Every so often, the argument comes up that self-published books shouldn’t be considered authentic, or that self-published authors aren’t serious about their craft. We have worked with many self-published authors, and here are some reasons why we support them:
Many indie authors have their books put together professionally: A lot of self-published authors invest their time and money to hire a book designer, website designer, copy editor, proofreader, and others, to create a book that is perfect for them and of high quality. All of the authors that we have promoted have had their books professionally edited and designed.
Self-publishing is the route that worked best for them. There are many examples of authors who self-published before their books were published traditionally, like E.L. James and Lisa Geneva, who wrote in a 2008 blog post:
“Before I self-published my first novel, STILL ALICE, last summer, I tried going the traditional route. I spent a year querying literary agents. But no one wanted my book.
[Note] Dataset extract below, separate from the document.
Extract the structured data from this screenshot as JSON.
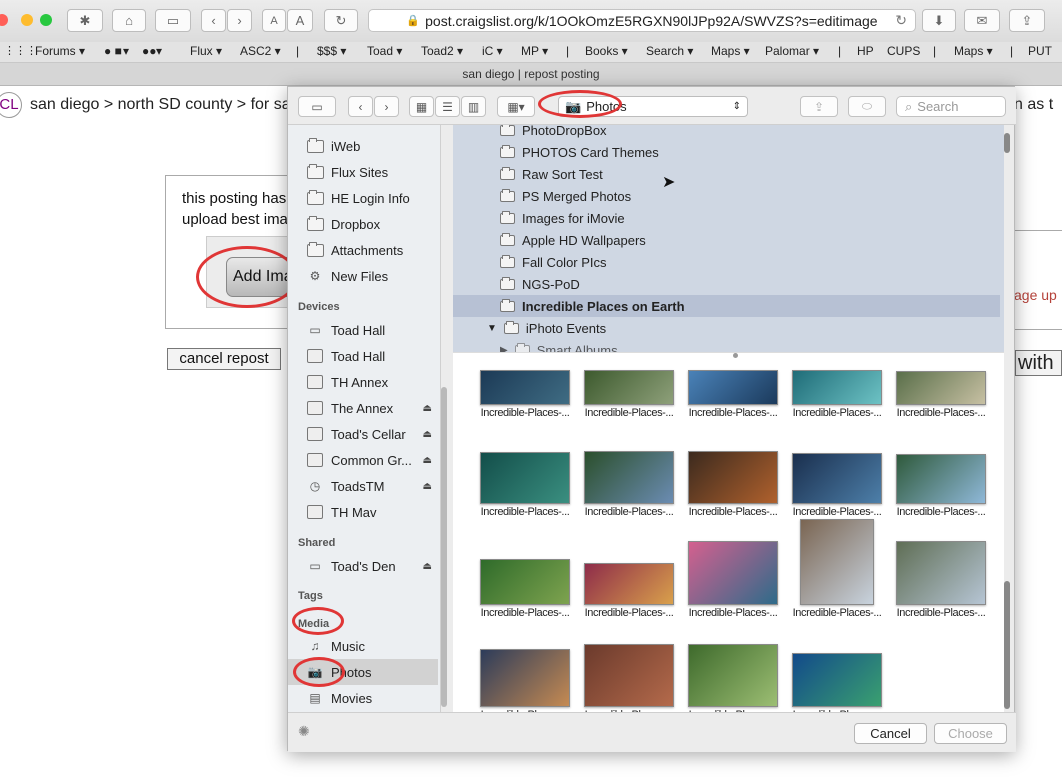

I was sitting in a holding pattern with a completed novel and no one reading it, waiting to find out if STILL ALICE was ‘good enough,’ waiting to find out if I was a ‘real writer,’ unable to give myself permission to write the next book.”
After self-publishing, Still Alice went on to get published by Simon & Schuster and was turned into an Academy Award-nominated movie starring Julianne Moore. Who is to say that self-publishing a book won’t eventually lead to bigger things…like an Oscar winner?
They are serious about what they are doing. There are many people out there who are great writers who don’t have a publishing deal. Many of those people have very likely crafted their books for years, were involved in writing workshops or groups, or enrolled in MFA creative writing programs. Many of these people have been rejected, and self-publishing is a resource they have available to put their work out there. We have worked with many authors who spent years writing their novels, memoirs, or self-help books, and these books are self-published, well-written, well-edited, and well-designed.
In fact, some may have had a traditional publishing deal that fell through for a number of reasons. Several authors we have worked with were going the traditional publishing route until something happened: an imprint got shut down, an editor passed away, or the author disagreed with what a publisher wanted to do with a storyline.
Self-publishing was a thing before it was a thing. Authors like Benjamin Franklin, Jane Austen, and Walt Whitman had at some point self-published their novels, according to this Poets & Writers article. In the tradition of literature, self-publishing has been a route people have taken for hundreds of years – but with Amazon, print-on-demand, and other resources, it’s had a bigger boon than ever.
Whether you are a traditional or self-published author, writing is hard work. It’s also an art, and it’s up to the author to ultimately decide which way they’d like to display that art.
If you are a writer who has taken or is considering the self-publishing route, do not be discouraged by negative comments. Continue writing, honing your craft, editing your work, and proudly displaying your art—because you wrote a book, and that in itself is a feat!